The bottom line is that my son is capable of better work. I know it. He knows it. His teachers know it. If his work is not up to par it’s generally because he is being careless, silly, lazy or allowing himself to be distracted by the hilarity of his own Category 5 farts, and six months of back-patting and positive spin hasn’t motivated him to do much better.
Do we really place such little faith in the resilience of our children that mildly reproachful comments are off limits now? Surely we do our kids a disservice by holding back on the occasional truth bomb, forever succumbing to our guilt-driven need to lace everything in a sickly sweet coating of confected positivity.

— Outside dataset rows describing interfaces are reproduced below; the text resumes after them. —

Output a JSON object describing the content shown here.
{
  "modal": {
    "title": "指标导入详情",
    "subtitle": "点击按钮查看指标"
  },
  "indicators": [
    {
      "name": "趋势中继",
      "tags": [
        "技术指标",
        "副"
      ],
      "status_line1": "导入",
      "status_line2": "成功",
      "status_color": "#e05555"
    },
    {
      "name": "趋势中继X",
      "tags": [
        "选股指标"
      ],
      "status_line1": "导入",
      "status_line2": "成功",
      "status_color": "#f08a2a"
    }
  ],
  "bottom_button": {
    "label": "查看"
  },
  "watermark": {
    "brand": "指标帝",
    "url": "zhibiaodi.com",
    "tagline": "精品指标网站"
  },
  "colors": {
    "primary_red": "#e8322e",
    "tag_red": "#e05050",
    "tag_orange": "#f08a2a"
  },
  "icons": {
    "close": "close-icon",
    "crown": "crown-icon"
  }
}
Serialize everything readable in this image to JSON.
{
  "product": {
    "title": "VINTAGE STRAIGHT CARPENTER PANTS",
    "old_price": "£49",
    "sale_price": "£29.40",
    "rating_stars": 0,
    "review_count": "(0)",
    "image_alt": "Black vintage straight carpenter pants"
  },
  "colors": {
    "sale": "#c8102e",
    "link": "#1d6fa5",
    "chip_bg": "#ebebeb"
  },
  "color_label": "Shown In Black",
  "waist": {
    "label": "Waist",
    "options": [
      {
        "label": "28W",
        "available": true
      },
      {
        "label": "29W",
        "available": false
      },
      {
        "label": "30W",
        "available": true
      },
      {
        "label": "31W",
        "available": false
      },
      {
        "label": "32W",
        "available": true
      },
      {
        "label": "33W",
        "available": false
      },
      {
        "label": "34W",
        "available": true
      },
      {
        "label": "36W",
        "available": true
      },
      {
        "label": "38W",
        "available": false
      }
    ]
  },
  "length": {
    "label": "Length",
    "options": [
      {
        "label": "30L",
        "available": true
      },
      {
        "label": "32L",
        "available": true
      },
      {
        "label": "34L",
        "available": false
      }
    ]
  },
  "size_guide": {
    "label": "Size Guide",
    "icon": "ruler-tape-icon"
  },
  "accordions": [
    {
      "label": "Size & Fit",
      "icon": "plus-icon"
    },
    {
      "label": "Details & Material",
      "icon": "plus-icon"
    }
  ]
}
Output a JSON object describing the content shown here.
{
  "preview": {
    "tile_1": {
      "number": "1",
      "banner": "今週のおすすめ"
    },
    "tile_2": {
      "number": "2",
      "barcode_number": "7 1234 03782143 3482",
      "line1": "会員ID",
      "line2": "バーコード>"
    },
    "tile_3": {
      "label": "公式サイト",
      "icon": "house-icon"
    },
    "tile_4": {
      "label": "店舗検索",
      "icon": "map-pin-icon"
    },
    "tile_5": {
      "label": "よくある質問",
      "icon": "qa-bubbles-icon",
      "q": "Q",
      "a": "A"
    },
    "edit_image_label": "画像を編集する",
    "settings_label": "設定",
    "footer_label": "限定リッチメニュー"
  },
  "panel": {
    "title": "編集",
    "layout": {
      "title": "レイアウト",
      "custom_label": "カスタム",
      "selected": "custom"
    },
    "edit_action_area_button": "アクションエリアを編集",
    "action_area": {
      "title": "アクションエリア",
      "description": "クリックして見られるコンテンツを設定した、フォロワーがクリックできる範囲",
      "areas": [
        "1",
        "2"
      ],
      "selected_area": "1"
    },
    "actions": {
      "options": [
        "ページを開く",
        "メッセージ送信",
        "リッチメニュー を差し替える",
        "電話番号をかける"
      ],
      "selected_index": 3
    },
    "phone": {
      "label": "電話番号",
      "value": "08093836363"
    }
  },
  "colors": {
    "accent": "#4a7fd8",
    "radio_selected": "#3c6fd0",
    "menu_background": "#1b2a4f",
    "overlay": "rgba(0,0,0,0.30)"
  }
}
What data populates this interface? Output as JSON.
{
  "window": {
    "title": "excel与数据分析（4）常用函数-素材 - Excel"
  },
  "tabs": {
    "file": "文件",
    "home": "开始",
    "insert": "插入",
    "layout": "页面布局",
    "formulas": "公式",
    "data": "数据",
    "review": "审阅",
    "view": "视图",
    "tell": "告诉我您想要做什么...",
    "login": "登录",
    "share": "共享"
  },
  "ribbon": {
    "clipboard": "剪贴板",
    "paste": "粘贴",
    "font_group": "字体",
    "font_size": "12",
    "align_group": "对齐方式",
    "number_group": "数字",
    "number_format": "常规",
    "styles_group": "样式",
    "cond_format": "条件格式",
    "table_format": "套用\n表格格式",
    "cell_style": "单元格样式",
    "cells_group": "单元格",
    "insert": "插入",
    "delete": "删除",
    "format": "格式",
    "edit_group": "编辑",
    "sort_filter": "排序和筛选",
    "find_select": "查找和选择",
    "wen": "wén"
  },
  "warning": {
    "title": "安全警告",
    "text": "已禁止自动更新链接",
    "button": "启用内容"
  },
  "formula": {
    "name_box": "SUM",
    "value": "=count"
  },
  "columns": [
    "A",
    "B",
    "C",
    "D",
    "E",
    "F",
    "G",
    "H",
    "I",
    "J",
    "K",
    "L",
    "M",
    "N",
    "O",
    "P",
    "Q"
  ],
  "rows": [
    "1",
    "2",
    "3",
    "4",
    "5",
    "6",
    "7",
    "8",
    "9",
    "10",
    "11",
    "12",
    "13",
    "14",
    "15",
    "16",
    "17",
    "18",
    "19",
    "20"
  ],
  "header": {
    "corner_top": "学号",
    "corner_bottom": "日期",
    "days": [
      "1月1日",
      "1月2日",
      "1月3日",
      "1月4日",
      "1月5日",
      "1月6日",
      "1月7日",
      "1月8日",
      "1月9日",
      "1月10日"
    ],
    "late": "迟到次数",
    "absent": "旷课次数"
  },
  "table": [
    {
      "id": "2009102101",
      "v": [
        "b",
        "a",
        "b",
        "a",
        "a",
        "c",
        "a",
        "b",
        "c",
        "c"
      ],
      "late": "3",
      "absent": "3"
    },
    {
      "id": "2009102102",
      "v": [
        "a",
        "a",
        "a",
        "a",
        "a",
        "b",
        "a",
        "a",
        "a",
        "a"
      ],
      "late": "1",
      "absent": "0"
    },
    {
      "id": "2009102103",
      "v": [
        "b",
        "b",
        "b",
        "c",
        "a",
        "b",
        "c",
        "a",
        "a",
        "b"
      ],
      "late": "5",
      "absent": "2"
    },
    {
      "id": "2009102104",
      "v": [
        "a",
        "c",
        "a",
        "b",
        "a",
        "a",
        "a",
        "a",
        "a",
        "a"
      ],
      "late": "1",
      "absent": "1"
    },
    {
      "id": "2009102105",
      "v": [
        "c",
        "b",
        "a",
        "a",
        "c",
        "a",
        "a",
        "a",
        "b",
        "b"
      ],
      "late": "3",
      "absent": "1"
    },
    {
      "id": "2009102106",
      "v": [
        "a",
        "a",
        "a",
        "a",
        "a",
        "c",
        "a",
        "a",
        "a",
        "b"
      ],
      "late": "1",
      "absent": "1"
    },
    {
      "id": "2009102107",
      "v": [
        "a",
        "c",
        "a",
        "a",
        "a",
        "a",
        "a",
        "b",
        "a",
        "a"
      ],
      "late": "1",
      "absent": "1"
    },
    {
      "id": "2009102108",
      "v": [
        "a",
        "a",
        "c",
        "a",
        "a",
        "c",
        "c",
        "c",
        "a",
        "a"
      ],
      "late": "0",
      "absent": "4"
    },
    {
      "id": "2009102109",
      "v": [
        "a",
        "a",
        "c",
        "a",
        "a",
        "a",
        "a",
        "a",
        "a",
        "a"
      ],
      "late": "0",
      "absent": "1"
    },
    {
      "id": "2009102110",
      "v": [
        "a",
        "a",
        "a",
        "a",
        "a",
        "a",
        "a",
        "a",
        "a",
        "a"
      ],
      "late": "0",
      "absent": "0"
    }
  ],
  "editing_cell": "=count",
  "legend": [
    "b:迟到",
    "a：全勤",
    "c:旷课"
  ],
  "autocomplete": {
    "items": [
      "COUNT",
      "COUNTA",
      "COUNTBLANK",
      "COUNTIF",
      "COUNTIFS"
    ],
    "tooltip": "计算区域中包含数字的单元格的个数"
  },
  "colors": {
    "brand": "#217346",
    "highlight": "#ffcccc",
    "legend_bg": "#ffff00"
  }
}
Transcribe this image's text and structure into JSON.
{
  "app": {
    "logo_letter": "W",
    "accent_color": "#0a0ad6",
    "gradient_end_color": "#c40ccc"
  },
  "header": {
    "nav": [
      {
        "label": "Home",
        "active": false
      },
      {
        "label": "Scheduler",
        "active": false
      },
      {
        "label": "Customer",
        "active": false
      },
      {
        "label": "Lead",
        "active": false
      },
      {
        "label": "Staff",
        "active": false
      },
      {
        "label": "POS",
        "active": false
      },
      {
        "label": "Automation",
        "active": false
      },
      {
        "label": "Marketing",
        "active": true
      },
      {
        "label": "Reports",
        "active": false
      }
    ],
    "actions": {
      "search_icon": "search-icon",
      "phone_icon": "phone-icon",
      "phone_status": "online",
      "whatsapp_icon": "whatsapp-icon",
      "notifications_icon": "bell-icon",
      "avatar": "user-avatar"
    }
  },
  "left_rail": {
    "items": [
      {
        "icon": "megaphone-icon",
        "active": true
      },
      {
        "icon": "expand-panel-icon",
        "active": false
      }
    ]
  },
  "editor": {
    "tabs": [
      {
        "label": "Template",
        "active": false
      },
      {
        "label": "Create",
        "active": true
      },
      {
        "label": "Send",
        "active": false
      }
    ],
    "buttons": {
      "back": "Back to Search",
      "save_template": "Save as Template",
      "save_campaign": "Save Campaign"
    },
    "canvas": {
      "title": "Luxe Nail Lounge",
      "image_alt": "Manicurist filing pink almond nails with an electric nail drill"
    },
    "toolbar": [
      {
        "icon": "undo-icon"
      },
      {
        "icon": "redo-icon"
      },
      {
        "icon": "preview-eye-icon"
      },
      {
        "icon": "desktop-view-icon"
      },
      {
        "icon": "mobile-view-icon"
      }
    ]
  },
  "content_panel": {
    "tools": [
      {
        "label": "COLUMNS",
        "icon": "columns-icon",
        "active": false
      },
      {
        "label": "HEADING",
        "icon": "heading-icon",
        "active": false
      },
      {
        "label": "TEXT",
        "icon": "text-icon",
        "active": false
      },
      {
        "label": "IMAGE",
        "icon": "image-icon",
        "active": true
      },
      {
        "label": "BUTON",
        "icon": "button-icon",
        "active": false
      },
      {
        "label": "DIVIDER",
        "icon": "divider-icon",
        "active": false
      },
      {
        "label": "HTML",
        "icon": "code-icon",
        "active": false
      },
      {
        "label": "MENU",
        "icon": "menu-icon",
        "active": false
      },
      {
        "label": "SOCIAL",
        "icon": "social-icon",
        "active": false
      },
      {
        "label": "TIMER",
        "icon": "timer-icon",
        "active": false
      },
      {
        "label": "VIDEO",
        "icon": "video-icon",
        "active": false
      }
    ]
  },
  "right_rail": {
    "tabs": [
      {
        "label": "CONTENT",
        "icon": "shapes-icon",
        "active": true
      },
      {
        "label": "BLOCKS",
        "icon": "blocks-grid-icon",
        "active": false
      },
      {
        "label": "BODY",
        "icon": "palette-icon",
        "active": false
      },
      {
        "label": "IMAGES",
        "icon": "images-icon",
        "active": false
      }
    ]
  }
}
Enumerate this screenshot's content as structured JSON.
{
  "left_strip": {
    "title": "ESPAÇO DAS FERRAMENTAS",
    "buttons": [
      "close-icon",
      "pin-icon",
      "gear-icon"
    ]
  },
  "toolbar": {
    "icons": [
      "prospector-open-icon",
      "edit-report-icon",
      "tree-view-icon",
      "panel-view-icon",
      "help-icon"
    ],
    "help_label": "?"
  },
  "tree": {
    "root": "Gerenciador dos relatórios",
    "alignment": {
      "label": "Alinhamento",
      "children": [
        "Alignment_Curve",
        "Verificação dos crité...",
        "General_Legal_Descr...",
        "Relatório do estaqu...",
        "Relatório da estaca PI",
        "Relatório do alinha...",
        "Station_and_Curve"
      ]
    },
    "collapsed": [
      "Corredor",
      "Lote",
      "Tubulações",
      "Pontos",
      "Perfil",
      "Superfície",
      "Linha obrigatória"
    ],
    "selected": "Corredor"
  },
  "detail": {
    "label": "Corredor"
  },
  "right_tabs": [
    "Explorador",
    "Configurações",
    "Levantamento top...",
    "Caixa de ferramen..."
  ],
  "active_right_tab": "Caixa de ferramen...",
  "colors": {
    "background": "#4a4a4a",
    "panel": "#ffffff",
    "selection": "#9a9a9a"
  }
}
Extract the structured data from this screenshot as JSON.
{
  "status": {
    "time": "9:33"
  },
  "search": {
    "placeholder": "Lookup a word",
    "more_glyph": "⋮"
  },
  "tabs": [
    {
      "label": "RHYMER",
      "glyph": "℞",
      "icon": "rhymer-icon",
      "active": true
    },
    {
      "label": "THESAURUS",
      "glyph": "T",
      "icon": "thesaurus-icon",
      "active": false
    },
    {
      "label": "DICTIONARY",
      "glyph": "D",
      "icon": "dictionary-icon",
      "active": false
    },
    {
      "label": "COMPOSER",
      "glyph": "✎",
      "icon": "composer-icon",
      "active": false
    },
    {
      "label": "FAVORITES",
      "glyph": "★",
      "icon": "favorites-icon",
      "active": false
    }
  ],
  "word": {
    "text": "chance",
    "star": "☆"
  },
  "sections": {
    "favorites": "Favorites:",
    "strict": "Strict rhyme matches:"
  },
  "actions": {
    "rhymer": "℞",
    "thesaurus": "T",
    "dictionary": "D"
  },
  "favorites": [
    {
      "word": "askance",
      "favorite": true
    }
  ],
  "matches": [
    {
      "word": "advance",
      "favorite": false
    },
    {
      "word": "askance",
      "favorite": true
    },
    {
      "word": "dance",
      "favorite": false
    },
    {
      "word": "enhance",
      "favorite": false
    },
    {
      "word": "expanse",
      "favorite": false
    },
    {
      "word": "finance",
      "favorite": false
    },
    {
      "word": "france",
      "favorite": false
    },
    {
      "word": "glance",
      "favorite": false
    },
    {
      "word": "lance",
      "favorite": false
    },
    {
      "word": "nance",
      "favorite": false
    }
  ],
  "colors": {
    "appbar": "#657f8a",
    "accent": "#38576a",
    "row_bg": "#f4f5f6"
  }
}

I’m not advocating that we go back to punitive discipline. I mean, it’s a fucking miracle that most of us survived our childhoods to emerge as relatively well-functioning adults, given the previous generation’s penchant for corporal punishment and public shaming. I’m more than happy to keep all of that in the bin where it belongs, but a little bit of hard-nosed pragmatism to balance out all the happy clappy glitter shit would be nice too.
At the very least, we should be able to call our kids out on their crap and demand more from them when they are letting themselves down, without this stifling requirement to always sugar coat everything.
Sometimes we need to be free to say:
Mate, you’re taking the piss. I know you can do better than that and I expect you to do better than that. Sort your fucking shit out.
Of course, I’m paraphrasing here… I would never say that to an actual child. This would be processed through a sophisticated “Things You’re Allowed To Say To Kids in the New Millennium” translation device to remove all the “fucks” and “shits” and whatnot, but the basic message remains the same: it’s not good enough and you know it.
So, in the end that’s exactly what I said:
Mate, this is too messy. I can’t read it, and neither can you. You need to do better.
His sheepish smile made it very clear that he understood. And that he agreed. Sometimes kids just need to hear it straight, without all the bullshit weasel words and ego stroking and endless reassuring. Somewhere in the world a resplendent silver unicorn just died a little inside, but my son came through it all just fine.